My father has advanced prostate cancer. For the last 3 years he has participated in pretty much every prostate cancer therapy that's currently available, including some clinical research studies.
It has been suggested to us that from this point forward we should put a larger focus on pain management and that we should explore radionuclide therapy. Could you elaborate on this suggestion, please?
My dad has been receiving pain medication for about 8 months now: he started with Novalgin 4 x 30 drops and Tilidin Ratiopharm Plus 4 x 20 drops, but has since moved to Fenatyl-TTS 50ug/h patches, which he replaces every 3 days and Actiq for treatment of pain peaks. In addition to the morphine he takes Ibuprofen.
He experiences pain mostly in the bone areas where the cancer has metastasized: between the shoulders, in the rib cage (7+8) and down in the lower back and pelvis area, from where the pain spreads into his legs.
My father is currently not under the care of a pain specialist as his urologist believes that he can manage/treat the pain equally well. I am, however, less confident. My dad experiences stomach sickness frequently - especially since the Fetanyl patch strength was doubled (about 4 weeks ago). As a result, he doesn't want to eat any more and is getting weaker by the day.
What suggestions do you have?
Posted: 02 Aug 2011 01:01 PM Originally Posted: 02 Aug 2011 01:00 PM
The best advice I can give you is to have your father's oncologist request a consultation with a pain management physician.

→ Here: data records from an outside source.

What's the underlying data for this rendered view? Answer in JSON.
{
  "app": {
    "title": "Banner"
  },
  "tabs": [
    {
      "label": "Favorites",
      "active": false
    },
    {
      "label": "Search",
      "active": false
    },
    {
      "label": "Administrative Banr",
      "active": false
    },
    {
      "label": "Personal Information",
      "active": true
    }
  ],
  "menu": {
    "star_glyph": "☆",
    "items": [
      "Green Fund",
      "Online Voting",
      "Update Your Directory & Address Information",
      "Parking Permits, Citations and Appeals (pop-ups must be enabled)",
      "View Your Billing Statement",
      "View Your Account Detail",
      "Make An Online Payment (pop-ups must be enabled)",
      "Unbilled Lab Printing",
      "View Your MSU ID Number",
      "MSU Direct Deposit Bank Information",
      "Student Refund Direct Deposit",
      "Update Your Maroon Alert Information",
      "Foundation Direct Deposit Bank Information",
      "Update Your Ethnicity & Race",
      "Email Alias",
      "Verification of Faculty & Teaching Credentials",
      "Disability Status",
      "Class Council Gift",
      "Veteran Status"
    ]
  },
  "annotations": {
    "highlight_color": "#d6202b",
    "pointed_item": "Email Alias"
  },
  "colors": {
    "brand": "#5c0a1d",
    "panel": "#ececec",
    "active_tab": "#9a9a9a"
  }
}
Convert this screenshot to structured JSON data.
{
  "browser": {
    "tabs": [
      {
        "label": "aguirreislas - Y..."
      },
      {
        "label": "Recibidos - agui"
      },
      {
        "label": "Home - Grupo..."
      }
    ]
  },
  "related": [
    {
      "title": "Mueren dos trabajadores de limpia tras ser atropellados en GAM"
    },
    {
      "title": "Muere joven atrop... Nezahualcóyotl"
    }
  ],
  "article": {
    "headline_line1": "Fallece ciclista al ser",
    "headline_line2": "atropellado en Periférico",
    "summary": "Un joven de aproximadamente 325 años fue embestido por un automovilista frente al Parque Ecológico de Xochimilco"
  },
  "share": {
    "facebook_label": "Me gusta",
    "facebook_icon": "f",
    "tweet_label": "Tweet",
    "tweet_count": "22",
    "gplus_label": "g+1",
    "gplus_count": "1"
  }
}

As far as your specific questions:
1. Radionucleotide treatment is often excellent for boney pain secondary to cancer. You would be best to discuss this with his oncologist and possibly nuclear medicine physician. Pain specialists
do not work with this type of therapy, thus I am not qualified to address your question;
2. I am not familiar with some of the medications your father is on, specifically Novalgin drops and Tilidin Ratiopharm Plus drops ;
3. His stomach trouble may be related to constipation. It is important to have stool softeners/laxatives on a regular basis when taking opioid (narcotic) medications. If your bowels don't move regularly, you can become nauseated, lose your appetite, loose energy and become weaker. Interestingly, constipation is the most common cause of nausea in the USA; and
4. I would recommend you and your father talk with his family doctor, oncologist, and/or his urologist regarding a pain specialist consultation. Most physicians are happy to do so.
Regards, and best wishes for you and your father.
Posted: 03 Aug 2011 05:27 PM Originally Posted: 03 Aug 2011 05:26 PM